Like many of the movie going public, I went to see the J.J. Abrams backed Cloverfield, which follows a small group of people via camcorder as they endure an attack on New York City by a Godzilla wannabe. The film cobbles together many influences, most notably The Blair Witch Project (1999) which also used a documentary POV style, but is more successful because it leaves much more to the imagination.

Cloverfield is an interesting experiment, and considering the record-setting box office, is one that paid off. My first reaction was that this looked like a no budget film made with real money (the $25 million must have gone for effects and military hardware), which taps into lapsing production expectations due to the YouTube phenomenon, as well as a tried-and-true genre element: the monster movie.
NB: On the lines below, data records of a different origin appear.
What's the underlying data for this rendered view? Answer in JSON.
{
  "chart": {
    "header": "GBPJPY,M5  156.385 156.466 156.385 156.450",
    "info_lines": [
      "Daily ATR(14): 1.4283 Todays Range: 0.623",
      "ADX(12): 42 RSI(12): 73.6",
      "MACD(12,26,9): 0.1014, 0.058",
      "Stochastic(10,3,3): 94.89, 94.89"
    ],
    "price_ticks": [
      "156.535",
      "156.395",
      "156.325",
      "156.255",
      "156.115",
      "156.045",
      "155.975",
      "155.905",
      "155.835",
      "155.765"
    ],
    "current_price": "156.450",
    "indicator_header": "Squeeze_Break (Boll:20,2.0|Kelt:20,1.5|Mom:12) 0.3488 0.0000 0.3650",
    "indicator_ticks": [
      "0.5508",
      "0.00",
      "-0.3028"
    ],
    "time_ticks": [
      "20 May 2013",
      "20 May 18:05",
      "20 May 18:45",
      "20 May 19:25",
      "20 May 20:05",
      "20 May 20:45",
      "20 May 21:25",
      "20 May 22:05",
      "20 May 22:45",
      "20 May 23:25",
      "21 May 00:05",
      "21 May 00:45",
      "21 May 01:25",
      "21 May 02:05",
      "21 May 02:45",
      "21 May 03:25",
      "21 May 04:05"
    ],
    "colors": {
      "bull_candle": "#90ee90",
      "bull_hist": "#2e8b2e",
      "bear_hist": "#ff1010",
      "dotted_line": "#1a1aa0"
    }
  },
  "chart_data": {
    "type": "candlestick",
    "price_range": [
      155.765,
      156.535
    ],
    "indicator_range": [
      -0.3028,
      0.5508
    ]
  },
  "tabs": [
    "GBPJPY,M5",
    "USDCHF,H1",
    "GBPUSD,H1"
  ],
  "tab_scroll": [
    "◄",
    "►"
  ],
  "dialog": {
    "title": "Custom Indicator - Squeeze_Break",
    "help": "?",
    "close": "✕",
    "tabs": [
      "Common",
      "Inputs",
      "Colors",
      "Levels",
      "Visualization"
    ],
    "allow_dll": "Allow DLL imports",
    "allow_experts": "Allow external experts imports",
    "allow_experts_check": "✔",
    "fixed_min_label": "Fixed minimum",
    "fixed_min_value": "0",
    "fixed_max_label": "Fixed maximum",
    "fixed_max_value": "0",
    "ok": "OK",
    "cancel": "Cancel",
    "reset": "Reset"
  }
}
While the movie is passable, I have to wonder what kind of influence on the younger up and comers a film like this possesses. I hate the shaky-cam "style" when used for an entire film, but it seems to be all the rage these days (see The Bourne Ultimatum), but Cloverfield goes one step further by completely losing control of it's camera, not only to demonstrate an everyman effect, but to obscure the monster(s) at critical times. I'm fine with that, but also have to wonder if younger kids will ignore classic technique for the quick and dirty. It's fine when it has a purpose, but seems to be par for the course for lazy filmmakers who can even bring themselves to use a tripod. As as result, what happens to things like lighting, audio, and acting?

To it's credit, Cloverfield does cheat quite a bit. It's pretty obvious that we're not looking through a real consumer camcorder. The images are too sharp and the sound too good (and in Dolby 5.1 no less!) for it to be the real thing. So before you grab your Flip camera and set out to make a feature, remember that while you can get away with a lot, there is no cheap alternate for character and story, something even Cloverfield only gets half right.